Sargassum Piles Up along Mexico's Caribbean Coast
(AP) — Scraping the smelly sargassum seaweed off some beaches on Mexico’s resort-studded Caribbean coast has become not only a nightmare, but possibly a health threat, for the workers doing it — with the quantities washing ashore this year seemingly mountains not mounds.
Decomposing sargassum, which is actually algae, generates hydrogen sulfide gas. In small amounts in open areas, it’s not much more than an annoying odor: sulfurous, like rotting eggs.
But in the quantities seen in once-paradisiacal beach towns like Playa del Carmen, Tulum, and Xcalak, scientists say it can be dangerous to workers with respiratory problems as they rake up the seaweed maskless in the scorching heat. This year appears on track to be worse than even the peak sargassum year of 2018.
Ezequiel Martínez Lara is one of thousands of laborers who work six to eight hours per day heaving mounds of sargassum into wheelbarrows with pitchforks and then wheeling them off the beach to a growing pile on a neighboring street.
Martínez Lara used to earn as much as $50 per day guiding sports fishermen on catch-and-release outings, but now makes less than half that for collecting around 40 wheelbarrows of sargassum every day.
It is a Sisyphean task at a beach north of Tulum, where huge mats of seaweed float just offshore.
“If we clean it all off today, tomorrow more will have washed in,” said another worker, Austin Valle.
But workers like Martínez and Valle are exposing themselves to more than just the burning sun, says Rosa Rodríguez Martínez, a biologist in the beachside town of Puerto Morelos who studies reefs and coastal ecosystems for Mexico’s National Autonomous University.
“At the university we have started to measure the quantity of gases that sargassum produces when it is scraped up,” Rodríguez Martínez said. “At one spot (in a decomposed pile of seaweed) it reached 56 parts per million. That’s very high. Above two, that can be dangerous for people with respiratory problems.”
“I took off running” from the spot, she said.
Martínez Lara doesn’t have the luxury of avoiding the hydrogen sulfide gas. Like almost every other sargassum worker on the coast, he has no mask, gas sensor or medical care.

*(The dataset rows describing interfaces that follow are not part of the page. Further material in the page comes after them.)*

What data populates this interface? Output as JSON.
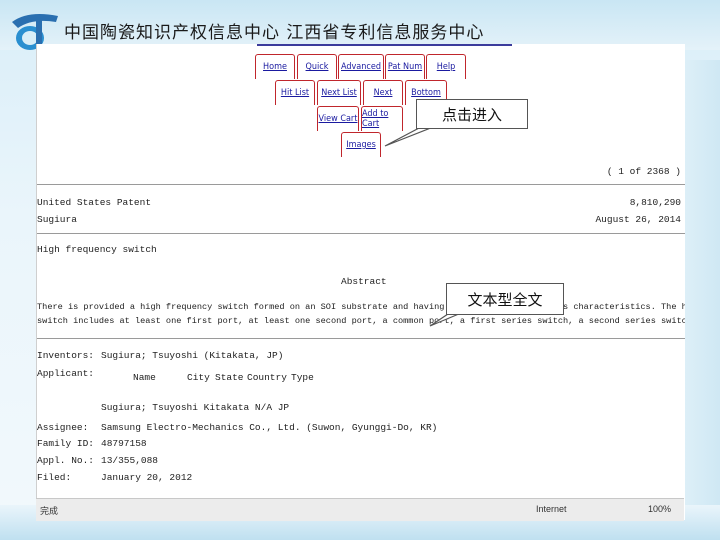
{
  "header": {
    "title": "中国陶瓷知识产权信息中心  江西省专利信息服务中心"
  },
  "nav": {
    "home": "Home",
    "quick": "Quick",
    "advanced": "Advanced",
    "pat_num": "Pat Num",
    "help": "Help",
    "hit_list": "Hit List",
    "next_list": "Next List",
    "next": "Next",
    "bottom": "Bottom",
    "view_cart": "View Cart",
    "add_to_cart": "Add to Cart",
    "images": "Images"
  },
  "callouts": {
    "click_enter": "点击进入",
    "full_text": "文本型全文"
  },
  "patent": {
    "hit_count": "( 1 of 2368 )",
    "patent_type": "United States Patent",
    "patent_number": "8,810,290",
    "inventor_short": "Sugiura",
    "date": "August 26, 2014",
    "title": "High frequency switch",
    "abstract_heading": "Abstract",
    "abstract_line1": "There is provided a high frequency switch formed on an SOI substrate and having improved insertion loss characteristics. The high frequency",
    "abstract_line2": "switch includes at least one first port, at least one second port, a common port, a first series switch, a second series switch.",
    "inventors_label": "Inventors:",
    "inventors_value": "Sugiura; Tsuyoshi (Kitakata, JP)",
    "applicant_label": "Applicant:",
    "applicant_cols": [
      "Name",
      "City",
      "State",
      "Country",
      "Type"
    ],
    "applicant_value": "Sugiura; Tsuyoshi  Kitakata  N/A  JP",
    "assignee_label": "Assignee:",
    "assignee_value": "Samsung Electro-Mechanics Co., Ltd. (Suwon, Gyunggi-Do, KR)",
    "family_label": "Family ID:",
    "family_value": "48797158",
    "appl_label": "Appl. No.:",
    "appl_value": "13/355,088",
    "filed_label": "Filed:",
    "filed_value": "January 20, 2012"
  },
  "status_bar": {
    "left": "完成",
    "middle": "Internet",
    "zoom": "100%"
  }
}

He works at a day rate for the person who owns the house in front of the beach.
“When sargassum rots, it gives off a very strong odor like acid, and it is very bothersome when you breath it; it hurts a lot,” Martínez Lara said. He said he takes more simple precautions.